THE BLOG

Jordanians demanding transparent discussions on nuclear plans

Heated discussions today in Jordan are not about political reform or media policy, but about an issue that is even more relevant to every citizen: the nuclear energy programme.
A debate held last Saturday at the Parliament by Radio Al Balad revealed some of the deep-seated emotions on both sides of the argument.
A saner roadmap to reaching agreement on what is best for Jordan is needed. Perhaps one place to go to for such advice is Sweden, a country of nine million which has a nuclear programme.
I asked for advise to the Swedish Minister for International Development Cooperation Hillevi Engström on a visit to Jordan.
Her answer could be a good basis for what the discussions in Jordan should focus on. Engström noted that the issue of nuclear energy is very complicated and that in order to take the right decisions, it is important to have a comprehensive discussion on it.
She also noted that her government vowed not to add any new reactors but to work hard on improving existing reactors to ensure safety and security.
The Swedish minister also expressed the need to follow a parallel policy of encouraging clean alternative energy solutions.
If one takes this advice to the Jordanian scene, one finds some huge holes in how Jordan, especially its Nuclear Atomic Energy Commission, and its director Khaled Toukan are conducting themselves.
Since the nuclear issue is complicated and difficult, and requires much discussion, it is incumbent upon the commission to be actively involved in all discussions and to make available to all who care all issues of concern that will allow for a well-informed decision by the public and sanctioned by the public's representatives, the parliamentarians. Toukan has refused to debate or nominate any of his staff to discuss the issue leaving his talks only to the government controlled Jordan TV.
MP Hind Al Fayyez, who is strongly opposed to the Jordanian nuclear programme, insisted at the debate in Parliament that MPs did not receive a single document about the government's nuclear plans.
The last time the issue was discussed was during the 16th Parliament and the energy committee at the time rejected the idea.
Of special importance to Fayyez and others is the absence of an environmental impact study, an economic assessment and the entire mystery regarding the presence of uranium in Jordan.
Jordan had signed a mining agreement with a French company, Areva, which the government recently withdrew from.
Speaker of Parliament Atef Tarwneh was quoted as saying that the reason Jordan withdrew its contract was because the quantity and quality of uranium was not as initially expected.
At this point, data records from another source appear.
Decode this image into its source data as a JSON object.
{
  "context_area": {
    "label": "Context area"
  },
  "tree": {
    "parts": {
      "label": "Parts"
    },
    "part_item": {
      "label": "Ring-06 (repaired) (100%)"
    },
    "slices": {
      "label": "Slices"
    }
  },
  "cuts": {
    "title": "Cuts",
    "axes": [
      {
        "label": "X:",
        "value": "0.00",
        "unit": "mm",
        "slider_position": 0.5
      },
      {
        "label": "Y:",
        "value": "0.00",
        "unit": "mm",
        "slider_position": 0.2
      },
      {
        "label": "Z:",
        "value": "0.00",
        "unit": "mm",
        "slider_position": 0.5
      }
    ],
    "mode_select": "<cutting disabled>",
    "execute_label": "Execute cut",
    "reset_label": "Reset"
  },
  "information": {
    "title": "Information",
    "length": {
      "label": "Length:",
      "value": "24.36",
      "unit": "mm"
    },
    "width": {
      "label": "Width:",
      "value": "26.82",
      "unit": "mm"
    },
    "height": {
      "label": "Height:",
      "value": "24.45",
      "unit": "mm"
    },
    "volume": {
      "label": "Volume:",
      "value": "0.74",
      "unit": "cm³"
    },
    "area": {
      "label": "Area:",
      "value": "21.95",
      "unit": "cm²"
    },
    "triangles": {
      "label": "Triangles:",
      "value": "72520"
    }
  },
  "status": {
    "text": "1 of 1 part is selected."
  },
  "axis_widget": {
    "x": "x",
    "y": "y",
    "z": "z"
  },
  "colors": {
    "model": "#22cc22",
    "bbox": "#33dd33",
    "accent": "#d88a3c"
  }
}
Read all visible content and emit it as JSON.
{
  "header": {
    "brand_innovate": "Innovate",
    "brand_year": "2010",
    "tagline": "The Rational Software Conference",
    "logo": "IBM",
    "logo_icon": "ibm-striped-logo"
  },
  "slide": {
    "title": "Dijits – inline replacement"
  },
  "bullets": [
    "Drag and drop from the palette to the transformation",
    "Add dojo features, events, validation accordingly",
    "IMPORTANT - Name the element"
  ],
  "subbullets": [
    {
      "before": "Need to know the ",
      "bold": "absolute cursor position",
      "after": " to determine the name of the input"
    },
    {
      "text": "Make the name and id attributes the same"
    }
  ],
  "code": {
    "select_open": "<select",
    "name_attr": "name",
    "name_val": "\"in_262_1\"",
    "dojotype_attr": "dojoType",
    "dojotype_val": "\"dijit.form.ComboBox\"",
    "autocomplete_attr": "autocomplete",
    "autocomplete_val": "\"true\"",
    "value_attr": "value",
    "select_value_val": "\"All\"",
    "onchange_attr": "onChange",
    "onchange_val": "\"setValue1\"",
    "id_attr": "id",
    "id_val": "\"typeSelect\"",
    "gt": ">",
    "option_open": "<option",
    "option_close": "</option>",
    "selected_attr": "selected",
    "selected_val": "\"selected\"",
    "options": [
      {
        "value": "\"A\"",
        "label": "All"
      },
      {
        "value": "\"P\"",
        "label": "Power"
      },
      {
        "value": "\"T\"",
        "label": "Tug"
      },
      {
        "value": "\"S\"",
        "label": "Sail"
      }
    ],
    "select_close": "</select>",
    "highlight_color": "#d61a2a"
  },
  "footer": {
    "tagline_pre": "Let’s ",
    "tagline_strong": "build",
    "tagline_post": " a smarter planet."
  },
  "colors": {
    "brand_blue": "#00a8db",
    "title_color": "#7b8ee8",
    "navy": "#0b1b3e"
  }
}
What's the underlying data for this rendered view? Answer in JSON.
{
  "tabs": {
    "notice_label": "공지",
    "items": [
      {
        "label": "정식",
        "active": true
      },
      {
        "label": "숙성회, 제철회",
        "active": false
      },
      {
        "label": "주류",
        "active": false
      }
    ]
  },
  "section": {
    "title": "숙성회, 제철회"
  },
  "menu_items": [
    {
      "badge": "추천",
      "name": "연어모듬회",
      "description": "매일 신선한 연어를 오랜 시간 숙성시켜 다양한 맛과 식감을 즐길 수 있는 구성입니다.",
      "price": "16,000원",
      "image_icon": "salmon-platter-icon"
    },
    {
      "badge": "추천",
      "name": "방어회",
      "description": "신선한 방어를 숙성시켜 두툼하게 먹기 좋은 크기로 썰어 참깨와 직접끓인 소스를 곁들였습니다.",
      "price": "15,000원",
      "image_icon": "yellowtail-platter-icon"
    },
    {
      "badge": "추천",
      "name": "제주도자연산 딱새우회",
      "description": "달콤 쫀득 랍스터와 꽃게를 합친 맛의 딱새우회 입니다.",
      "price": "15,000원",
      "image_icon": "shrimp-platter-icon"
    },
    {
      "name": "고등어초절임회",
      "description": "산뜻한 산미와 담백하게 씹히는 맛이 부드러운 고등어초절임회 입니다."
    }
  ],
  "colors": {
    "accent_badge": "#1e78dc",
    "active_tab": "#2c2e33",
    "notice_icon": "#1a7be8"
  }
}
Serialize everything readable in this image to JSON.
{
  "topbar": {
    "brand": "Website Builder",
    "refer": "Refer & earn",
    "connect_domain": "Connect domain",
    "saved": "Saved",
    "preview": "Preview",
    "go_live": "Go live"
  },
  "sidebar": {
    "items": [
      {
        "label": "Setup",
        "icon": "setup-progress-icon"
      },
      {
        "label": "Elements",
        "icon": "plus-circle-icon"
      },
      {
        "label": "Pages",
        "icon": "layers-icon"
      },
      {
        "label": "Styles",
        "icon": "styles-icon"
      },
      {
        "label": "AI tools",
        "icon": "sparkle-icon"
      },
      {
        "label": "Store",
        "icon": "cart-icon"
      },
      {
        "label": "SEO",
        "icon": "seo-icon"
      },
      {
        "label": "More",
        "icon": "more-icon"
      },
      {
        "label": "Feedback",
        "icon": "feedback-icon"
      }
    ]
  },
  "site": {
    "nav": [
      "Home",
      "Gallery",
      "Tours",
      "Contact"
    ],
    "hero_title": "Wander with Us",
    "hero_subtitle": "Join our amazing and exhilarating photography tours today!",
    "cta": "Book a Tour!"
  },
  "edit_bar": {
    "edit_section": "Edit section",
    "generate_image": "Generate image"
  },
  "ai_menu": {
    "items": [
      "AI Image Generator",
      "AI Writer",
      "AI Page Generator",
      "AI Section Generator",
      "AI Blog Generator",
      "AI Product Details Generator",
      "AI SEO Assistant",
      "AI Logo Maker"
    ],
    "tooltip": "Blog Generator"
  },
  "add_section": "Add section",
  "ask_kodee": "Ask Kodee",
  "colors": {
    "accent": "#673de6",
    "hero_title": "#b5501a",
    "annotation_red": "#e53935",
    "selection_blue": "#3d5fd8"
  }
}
This is important because one of the main reasons Jordan wanted to enrich uranium (rather than bring in enriched uranium as the Americans advised) was sovereignty, but also because of the presence of large amounts of uranium in the country.
Some argued that there are unknown reasons for ending the mining contract and that in fact a Jordanian company has asked for a licence to mine for uranium.
Another issue that left the public guessing is why Jordan shifted the nuclear plant from Aqaba, where there would have been plentiful water from the Red Sea to cool the reactors, and in the process, water could have been desalinized for drinking and agricultural use.
Some say it was shifted to the north because of pressure from Israel, others due to fear of a possible earthquake, as Aqaba lied on the Dead Sea-Red Sea fault line.
The latter became an issue when earthquake prone Japan suffered the Fukushima disaster.
Other missing information is the cost of building the nuclear reactors, details of the contract with the Russian company and where the country will get water, in the desert, to cool the reactors.
Not only is the government -- especially the Nuclear Atomic Energy Commission -- refusing to give accurate information, it has started a campaign to gag discussion.
Safa Jayyousi, an activist from Greenpeace Jordan, spoke about an intimidation campaign directed at her to stop a private music performance that was going to be held under the title "Nuclear Free Jordan". She went ahead with the concert but such practices portray a nervous agency that cannot handle dissenting voices.
In addition to the need for accurate and transparent information available before discussions can begin, Jordan needs to answer why it has given so much focus and money to nuclear energy while spending so little to advance clean alternative sources, like solar in a country with over 300 sunny days a year.
All sources of energy should be pursued with the same zeal and not just nuclear, as a number of speakers as the debaters in Parliament stated.
Finally, and most importantly, Jordanians are worried that in order to save money, some shortcuts will be taken that could affect the safety and security of the reactors and could have an impact on generations to come.
Jordan is now almost totally dependent on importing oil to produce badly needed energy.
Nuclear energy does represent a strategic possibility to reduce this dependence, but Jordanians insist that before such a crucial decision is taken, free and open discussions, based on freely available facts and without intimidation should take place.